An international team of scientists lead by researchers at the University of Helsinki, created a first-of-its-kind model of NEOs using over 8 years of data from the Catalina Sky Survey (CSS). Upon completion, researchers realized there was a big inconsistency – the model predicted about 10 times more objects that reach within 10 solar diameters of the Sun. Scientists spent a year verifying their model showing it was consistent with the laws of physics as we know them. The team was simply stumped.
That is until Dr. Mikael Granvik, who is lead-author of the study published in the journal Nature, hypothesized that the asteroids were being destroyed much further away from the Sun than was commonly thought. Researchers tested the idea by tweaking the model and found it to be in almost-perfect agreement with actual observations of NEOs in our solar system.
“The discovery that asteroids must be breaking up when they approach too close to the Sun was surprising and that’s why we spent so much time verifying our calculations,” said team member Dr. Robert Jedicke at the University of Hawaii Institute for Astronomy.
The study explains the mystery of lonely “streams” of debris astronomers have found in the past. A meteor usually consists of the main object followed by a stream of material. In the past decade, astronomers have observed several streams, but were unable to identify a parent object for many streams close to the Sun. The study suggests that the parent objects were destroyed all-together because they were too close to the Sun, leaving the lonely streams of debris behind.
But how are these asteroids being destroyed you might ask?
The actual mechanism causing the destruction of asteroids close to the Sun is still unknown. Scientists think its likely that volatile materials inside the asteroid expand enough at moderate temperatures to blow up the body of the object.
Researchers also discovered that darker asteroids are destroyed further from the Sun than lighter asteroids. The fact that darker objects are more easily destroyed implies that dark and bright asteroids have a different internal composition and structure – and there’s likely more of the volatile material that causes the blow ups in the darker asteroids.
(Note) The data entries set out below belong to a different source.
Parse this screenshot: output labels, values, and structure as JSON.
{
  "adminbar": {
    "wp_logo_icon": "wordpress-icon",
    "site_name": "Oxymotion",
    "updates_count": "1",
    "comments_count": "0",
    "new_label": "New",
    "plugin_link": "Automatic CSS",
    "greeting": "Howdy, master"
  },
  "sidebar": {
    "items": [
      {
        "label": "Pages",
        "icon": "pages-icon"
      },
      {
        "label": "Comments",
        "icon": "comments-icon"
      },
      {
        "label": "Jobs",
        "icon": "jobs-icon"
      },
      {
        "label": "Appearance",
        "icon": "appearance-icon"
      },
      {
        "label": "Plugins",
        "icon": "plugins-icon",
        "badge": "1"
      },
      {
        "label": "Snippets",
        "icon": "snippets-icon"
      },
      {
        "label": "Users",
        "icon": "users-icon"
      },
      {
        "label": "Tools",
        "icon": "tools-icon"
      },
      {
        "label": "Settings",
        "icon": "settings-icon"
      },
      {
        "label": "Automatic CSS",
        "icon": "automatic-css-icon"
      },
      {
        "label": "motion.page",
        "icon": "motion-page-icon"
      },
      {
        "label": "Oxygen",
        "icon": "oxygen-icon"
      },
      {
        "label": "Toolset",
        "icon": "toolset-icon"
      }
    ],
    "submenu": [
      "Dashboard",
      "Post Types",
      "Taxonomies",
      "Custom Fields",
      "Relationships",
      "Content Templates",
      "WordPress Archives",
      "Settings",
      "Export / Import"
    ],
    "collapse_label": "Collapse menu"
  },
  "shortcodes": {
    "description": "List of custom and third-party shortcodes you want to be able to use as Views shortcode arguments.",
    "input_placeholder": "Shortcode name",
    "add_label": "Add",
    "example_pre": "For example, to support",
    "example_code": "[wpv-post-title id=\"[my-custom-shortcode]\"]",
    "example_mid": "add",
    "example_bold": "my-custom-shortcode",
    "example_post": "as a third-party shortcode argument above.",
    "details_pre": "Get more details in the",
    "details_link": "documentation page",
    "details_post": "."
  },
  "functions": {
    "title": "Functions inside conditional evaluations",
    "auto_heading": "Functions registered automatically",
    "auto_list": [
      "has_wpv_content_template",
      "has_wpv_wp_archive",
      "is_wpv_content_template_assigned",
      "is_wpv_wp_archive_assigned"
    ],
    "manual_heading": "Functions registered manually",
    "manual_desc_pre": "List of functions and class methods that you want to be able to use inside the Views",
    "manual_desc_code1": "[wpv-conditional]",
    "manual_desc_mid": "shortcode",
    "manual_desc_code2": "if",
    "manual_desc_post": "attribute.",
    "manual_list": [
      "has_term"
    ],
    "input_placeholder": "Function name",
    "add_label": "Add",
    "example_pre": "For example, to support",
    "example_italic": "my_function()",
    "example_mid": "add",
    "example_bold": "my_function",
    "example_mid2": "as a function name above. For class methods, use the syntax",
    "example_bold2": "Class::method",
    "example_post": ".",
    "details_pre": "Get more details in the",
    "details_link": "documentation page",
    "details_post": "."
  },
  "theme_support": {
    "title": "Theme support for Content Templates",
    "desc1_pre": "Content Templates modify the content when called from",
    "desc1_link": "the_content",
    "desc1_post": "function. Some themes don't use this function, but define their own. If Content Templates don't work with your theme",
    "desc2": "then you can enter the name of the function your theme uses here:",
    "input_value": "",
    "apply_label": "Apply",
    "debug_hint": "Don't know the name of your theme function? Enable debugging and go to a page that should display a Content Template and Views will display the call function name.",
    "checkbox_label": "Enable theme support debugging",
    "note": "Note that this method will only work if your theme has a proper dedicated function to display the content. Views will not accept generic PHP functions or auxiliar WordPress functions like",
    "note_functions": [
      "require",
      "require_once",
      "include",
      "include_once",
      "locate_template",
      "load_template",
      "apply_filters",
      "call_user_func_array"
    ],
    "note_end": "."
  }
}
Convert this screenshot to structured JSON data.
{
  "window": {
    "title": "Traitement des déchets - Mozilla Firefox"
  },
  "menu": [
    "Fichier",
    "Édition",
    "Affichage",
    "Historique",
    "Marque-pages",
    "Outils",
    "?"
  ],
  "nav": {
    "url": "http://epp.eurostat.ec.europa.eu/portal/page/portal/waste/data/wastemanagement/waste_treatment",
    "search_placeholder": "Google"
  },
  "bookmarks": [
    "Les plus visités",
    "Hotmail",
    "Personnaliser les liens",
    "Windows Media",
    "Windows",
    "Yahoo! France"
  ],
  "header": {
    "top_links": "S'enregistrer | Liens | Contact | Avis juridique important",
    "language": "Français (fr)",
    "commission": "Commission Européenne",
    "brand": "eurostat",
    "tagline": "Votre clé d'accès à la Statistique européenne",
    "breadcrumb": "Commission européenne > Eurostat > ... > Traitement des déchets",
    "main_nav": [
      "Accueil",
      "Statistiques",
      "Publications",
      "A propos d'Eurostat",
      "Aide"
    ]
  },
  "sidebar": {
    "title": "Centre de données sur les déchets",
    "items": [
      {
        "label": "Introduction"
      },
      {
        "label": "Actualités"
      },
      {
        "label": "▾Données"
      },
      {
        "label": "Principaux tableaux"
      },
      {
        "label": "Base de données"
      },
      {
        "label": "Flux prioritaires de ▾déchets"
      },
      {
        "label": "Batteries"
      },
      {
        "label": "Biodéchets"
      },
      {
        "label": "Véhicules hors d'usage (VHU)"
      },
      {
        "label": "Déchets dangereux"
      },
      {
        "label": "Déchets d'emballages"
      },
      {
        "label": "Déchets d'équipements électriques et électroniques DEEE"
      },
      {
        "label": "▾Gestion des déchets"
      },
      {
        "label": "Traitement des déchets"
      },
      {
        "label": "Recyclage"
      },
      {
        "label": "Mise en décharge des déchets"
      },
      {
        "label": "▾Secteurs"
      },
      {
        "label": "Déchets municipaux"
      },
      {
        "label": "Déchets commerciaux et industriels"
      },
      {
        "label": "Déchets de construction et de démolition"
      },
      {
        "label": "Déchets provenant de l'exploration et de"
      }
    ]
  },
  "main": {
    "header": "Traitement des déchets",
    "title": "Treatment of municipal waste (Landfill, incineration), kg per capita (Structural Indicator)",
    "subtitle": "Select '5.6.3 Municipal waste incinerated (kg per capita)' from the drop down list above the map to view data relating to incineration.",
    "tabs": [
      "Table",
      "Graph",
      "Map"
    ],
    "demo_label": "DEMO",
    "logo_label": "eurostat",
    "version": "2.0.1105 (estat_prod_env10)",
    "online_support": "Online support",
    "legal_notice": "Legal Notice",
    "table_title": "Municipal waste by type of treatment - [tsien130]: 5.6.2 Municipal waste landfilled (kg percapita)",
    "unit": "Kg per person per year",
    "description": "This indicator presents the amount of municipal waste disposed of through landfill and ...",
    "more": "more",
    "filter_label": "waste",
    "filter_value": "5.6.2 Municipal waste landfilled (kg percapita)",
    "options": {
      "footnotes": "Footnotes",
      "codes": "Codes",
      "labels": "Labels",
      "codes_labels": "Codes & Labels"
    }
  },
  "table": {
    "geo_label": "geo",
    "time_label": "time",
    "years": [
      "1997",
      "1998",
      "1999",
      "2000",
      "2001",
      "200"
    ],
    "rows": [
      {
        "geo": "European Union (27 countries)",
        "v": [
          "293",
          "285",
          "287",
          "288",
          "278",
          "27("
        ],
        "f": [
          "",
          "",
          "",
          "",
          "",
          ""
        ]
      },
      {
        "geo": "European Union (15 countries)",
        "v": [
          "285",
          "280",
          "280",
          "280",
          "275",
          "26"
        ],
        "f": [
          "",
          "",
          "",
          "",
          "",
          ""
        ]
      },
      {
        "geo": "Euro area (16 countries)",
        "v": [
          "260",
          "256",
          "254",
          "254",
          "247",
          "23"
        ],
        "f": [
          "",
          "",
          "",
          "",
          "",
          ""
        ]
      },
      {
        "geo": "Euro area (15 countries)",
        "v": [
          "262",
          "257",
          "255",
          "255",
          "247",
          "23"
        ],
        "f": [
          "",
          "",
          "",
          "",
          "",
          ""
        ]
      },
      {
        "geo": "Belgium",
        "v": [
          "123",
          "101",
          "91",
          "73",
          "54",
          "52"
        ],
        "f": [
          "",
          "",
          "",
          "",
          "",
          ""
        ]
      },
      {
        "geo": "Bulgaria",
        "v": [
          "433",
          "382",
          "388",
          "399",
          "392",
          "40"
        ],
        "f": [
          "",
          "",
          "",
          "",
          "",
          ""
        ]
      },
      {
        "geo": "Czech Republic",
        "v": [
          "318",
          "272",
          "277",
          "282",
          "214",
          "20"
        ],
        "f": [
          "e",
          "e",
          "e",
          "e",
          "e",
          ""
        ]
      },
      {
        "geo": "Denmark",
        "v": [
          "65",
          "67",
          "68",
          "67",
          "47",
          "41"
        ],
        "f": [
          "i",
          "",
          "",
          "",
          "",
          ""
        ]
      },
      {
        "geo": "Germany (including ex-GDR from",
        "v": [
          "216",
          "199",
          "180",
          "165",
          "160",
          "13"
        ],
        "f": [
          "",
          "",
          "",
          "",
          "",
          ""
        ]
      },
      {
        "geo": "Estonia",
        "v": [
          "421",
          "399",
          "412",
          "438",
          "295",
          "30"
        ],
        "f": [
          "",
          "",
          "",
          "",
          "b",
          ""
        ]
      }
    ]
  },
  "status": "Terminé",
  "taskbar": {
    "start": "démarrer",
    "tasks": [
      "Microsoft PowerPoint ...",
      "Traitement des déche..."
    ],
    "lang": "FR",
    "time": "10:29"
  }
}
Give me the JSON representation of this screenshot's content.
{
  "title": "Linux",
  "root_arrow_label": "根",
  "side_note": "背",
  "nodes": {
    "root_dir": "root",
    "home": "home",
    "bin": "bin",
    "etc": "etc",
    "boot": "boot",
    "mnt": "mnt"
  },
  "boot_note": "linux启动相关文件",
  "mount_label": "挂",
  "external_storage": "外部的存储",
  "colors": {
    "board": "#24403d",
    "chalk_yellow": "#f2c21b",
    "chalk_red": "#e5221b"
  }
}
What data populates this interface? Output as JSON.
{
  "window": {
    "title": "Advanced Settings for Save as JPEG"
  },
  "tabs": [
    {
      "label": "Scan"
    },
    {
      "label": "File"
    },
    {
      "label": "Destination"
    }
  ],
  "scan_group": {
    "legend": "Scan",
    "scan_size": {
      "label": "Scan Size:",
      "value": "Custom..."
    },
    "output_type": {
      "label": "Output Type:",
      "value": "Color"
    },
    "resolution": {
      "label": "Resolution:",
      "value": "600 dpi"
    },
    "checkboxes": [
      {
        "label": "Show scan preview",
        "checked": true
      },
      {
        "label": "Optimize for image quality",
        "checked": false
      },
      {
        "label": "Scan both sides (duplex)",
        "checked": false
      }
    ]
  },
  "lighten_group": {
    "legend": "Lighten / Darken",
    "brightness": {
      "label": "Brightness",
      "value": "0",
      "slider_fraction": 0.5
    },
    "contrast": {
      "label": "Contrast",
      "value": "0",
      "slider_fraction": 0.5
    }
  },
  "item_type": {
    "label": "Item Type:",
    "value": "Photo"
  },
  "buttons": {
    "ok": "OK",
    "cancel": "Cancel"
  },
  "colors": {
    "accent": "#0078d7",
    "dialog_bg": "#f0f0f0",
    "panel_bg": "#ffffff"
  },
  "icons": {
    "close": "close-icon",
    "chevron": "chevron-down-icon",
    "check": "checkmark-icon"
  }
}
“Perhaps the most intriguing outcome of this study is that it is now possible to test models of asteroid interiors simply by keeping track of their orbits and sizes. This is truly remarkable and was completely unexpected when we first started constructing the new NEO model,” Dr. Granvik said.